Page 325 - This is the covenant that I will make with them after those days, saith the Lord, I will put my laws into their hearts, and in their minds will I write them : and their sins and iniquities will I remember no more.
Page 157 - My shaping spirit of Imagination. For not to think of what I needs must feel But to be still and patient, all I can; And haply by abstruse research to steal From my own nature all the natural man — This was my sole resource, my only plan; Till that which suits a part infects the whole, And now is almost grown the habit of my soul.
Page 48 - I trust is their destiny, to console the afflicted, to add sunshine to daylight by making the happy happier, to teach the young and the gracious of every age, to see, to think and feel, and therefore to become more actively and securely virtuous...

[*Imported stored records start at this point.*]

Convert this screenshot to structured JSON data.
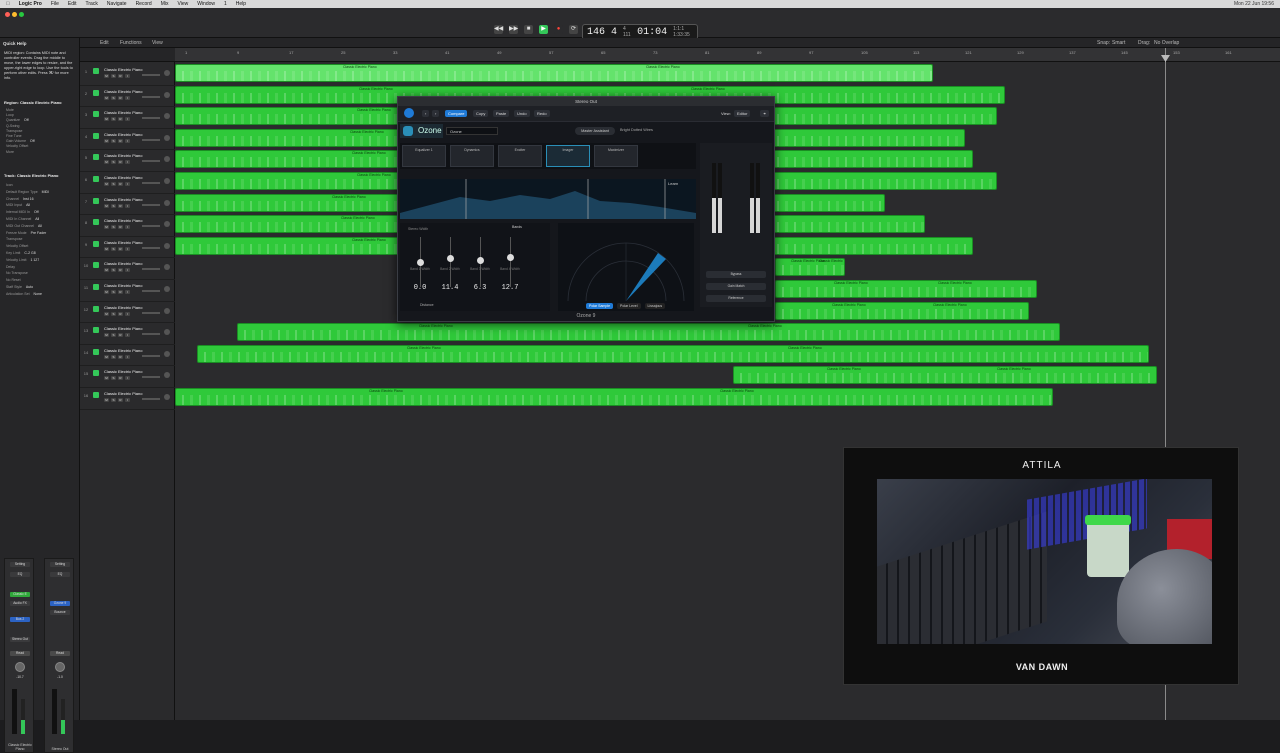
{
  "menubar": {
    "app": "Logic Pro",
    "items": [
      "File",
      "Edit",
      "Track",
      "Navigate",
      "Record",
      "Mix",
      "View",
      "Window",
      "1",
      "Help"
    ],
    "clock": "Mon 22 Jun 19:56"
  },
  "window": {
    "title": "Stereo Out"
  },
  "lcd": {
    "tempo": "146",
    "sig": "4",
    "sig_sub": "4 111",
    "position": "01:04",
    "small": "1:1:1 1:33:35"
  },
  "toolbar2": {
    "edit": "Edit",
    "functions": "Functions",
    "view": "View",
    "snap_label": "Snap:",
    "snap_value": "Smart",
    "drag_label": "Drag:",
    "drag_value": "No Overlap"
  },
  "inspector": {
    "quick_help_title": "Quick Help",
    "help_text": "MIDI region: Contains MIDI note and controller events. Drag the middle to move, the lower edges to resize, and the upper-right edge to loop. Use the tools to perform other edits. Press ⌘/ for more info.",
    "region_title": "Region: Classic Electric Piano",
    "region_fields": [
      {
        "k": "Mute",
        "v": ""
      },
      {
        "k": "Loop",
        "v": ""
      },
      {
        "k": "Quantize",
        "v": "Off"
      },
      {
        "k": "Q-Swing",
        "v": ""
      },
      {
        "k": "Transpose",
        "v": ""
      },
      {
        "k": "Fine Tune",
        "v": ""
      },
      {
        "k": "Gain Volume",
        "v": "Off"
      },
      {
        "k": "Velocity Offset",
        "v": ""
      },
      {
        "k": "More",
        "v": ""
      }
    ],
    "track_title": "Track: Classic Electric Piano",
    "track_fields": [
      {
        "k": "Icon",
        "v": ""
      },
      {
        "k": "Default Region Type",
        "v": "MIDI"
      },
      {
        "k": "Channel",
        "v": "Inst 16"
      },
      {
        "k": "MIDI Input",
        "v": "All"
      },
      {
        "k": "Internal MIDI In",
        "v": "Off"
      },
      {
        "k": "MIDI In Channel",
        "v": "All"
      },
      {
        "k": "MIDI Out Channel",
        "v": "All"
      },
      {
        "k": "Freeze Mode",
        "v": "Pre Fader"
      },
      {
        "k": "Transpose",
        "v": ""
      },
      {
        "k": "Velocity Offset",
        "v": ""
      },
      {
        "k": "Key Limit",
        "v": "C-2 G8"
      },
      {
        "k": "Velocity Limit",
        "v": "1 127"
      },
      {
        "k": "Delay",
        "v": ""
      },
      {
        "k": "No Transpose",
        "v": ""
      },
      {
        "k": "No Reset",
        "v": ""
      },
      {
        "k": "Staff Style",
        "v": "Auto"
      },
      {
        "k": "Articulation Set",
        "v": "None"
      }
    ],
    "strips": [
      {
        "setting": "Setting",
        "eq": "EQ",
        "plugin": "Classic E",
        "audio_fx": "Audio FX",
        "bus": "Bus 2",
        "stereo": "Stereo Out",
        "read": "Read",
        "pan": "0.0",
        "level": "-10.7",
        "name": "Classic Electric Piano"
      },
      {
        "setting": "Setting",
        "eq": "EQ",
        "plugin": "Ozone 9",
        "audio_fx": "Bounce",
        "bus": "",
        "stereo": "",
        "read": "Read",
        "pan": "0.0",
        "level": "-1.0",
        "name": "Stereo Out"
      }
    ]
  },
  "tracks": [
    {
      "num": "1",
      "name": "Classic Electric Piano"
    },
    {
      "num": "2",
      "name": "Classic Electric Piano"
    },
    {
      "num": "3",
      "name": "Classic Electric Piano"
    },
    {
      "num": "4",
      "name": "Classic Electric Piano"
    },
    {
      "num": "5",
      "name": "Classic Electric Piano"
    },
    {
      "num": "6",
      "name": "Classic Electric Piano"
    },
    {
      "num": "7",
      "name": "Classic Electric Piano"
    },
    {
      "num": "8",
      "name": "Classic Electric Piano"
    },
    {
      "num": "9",
      "name": "Classic Electric Piano"
    },
    {
      "num": "10",
      "name": "Classic Electric Piano"
    },
    {
      "num": "11",
      "name": "Classic Electric Piano"
    },
    {
      "num": "12",
      "name": "Classic Electric Piano"
    },
    {
      "num": "13",
      "name": "Classic Electric Piano"
    },
    {
      "num": "14",
      "name": "Classic Electric Piano"
    },
    {
      "num": "15",
      "name": "Classic Electric Piano"
    },
    {
      "num": "16",
      "name": "Classic Electric Piano"
    }
  ],
  "track_buttons": [
    "M",
    "S",
    "R",
    "I"
  ],
  "ruler": [
    "1",
    "9",
    "17",
    "25",
    "33",
    "41",
    "49",
    "57",
    "65",
    "73",
    "81",
    "89",
    "97",
    "105",
    "113",
    "121",
    "129",
    "137",
    "145",
    "153",
    "161"
  ],
  "region_label": "Classic Electric Piano",
  "plugin": {
    "window_title": "Stereo Out",
    "nav": [
      "Compare",
      "Copy",
      "Paste",
      "Undo",
      "Redo"
    ],
    "view_label": "View:",
    "view_value": "Editor",
    "brand": "Ozone",
    "preset": "Ozone",
    "assistant": "Master Assistant",
    "assistant_info": "Bright Dotted Wires",
    "modules": [
      "Equalizer 1",
      "Dynamics",
      "Exciter",
      "Imager",
      "Maximizer"
    ],
    "learn": "Learn",
    "bands_label": "Stereo Width",
    "bands_add": "Bands",
    "bands": [
      {
        "label": "Band 1 Width",
        "value": "0.0"
      },
      {
        "label": "Band 2 Width",
        "value": "11.4"
      },
      {
        "label": "Band 3 Width",
        "value": "6.3"
      },
      {
        "label": "Band 4 Width",
        "value": "12.7"
      }
    ],
    "distance": "Distance",
    "scope_tabs": [
      "Polar Sample",
      "Polar Level",
      "Lissajous"
    ],
    "io_buttons": [
      "Bypass",
      "Gain Match",
      "Reference"
    ],
    "footer": "Ozone 9"
  },
  "webcam": {
    "title": "ATTILA",
    "caption": "VAN DAWN"
  },
  "colors": {
    "region_green": "#2fc93a",
    "region_green_selected": "#64e36c",
    "accent_blue": "#1f7ad6",
    "play_green": "#34c759",
    "record_red": "#ff453a"
  }
}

Page 159 - Our observation employed either about external sensible objects, or about the internal operations of our minds, perceived and reflected on by ourselves, is that which supplies our understandings with all the materials of thinking. These two are the fountains of knowledge from whence all the ideas we have or can naturally have do spring.
Page 86 - So still an image of tranquillity, So calm and still, .and looked so beautiful Amid the uneasy thoughts which filled my mind, That what we feel of sorrow and despair From ruin and from change, and all the grief That passing shows of Being leave behind, Appeared an idle dream, that could not live Where meditation was. I turned away, And walked along my road in happiness.
Page 105 - Come back into memory, like as thou wert in the day-spring of thy fancies, with hope like a fiery column before thee — the dark pillar not yet turned — /Samuel Taylor Coleridge — Logician, Metaphysician, Bard...
Page 53 - Fear and trembling Hope, Silence and Foresight; Death the Skeleton And Time the Shadow...
Page 33 - The budding twigs spread out their fan, To catch the breezy air ; And I must think, do all I can, That there was pleasure there.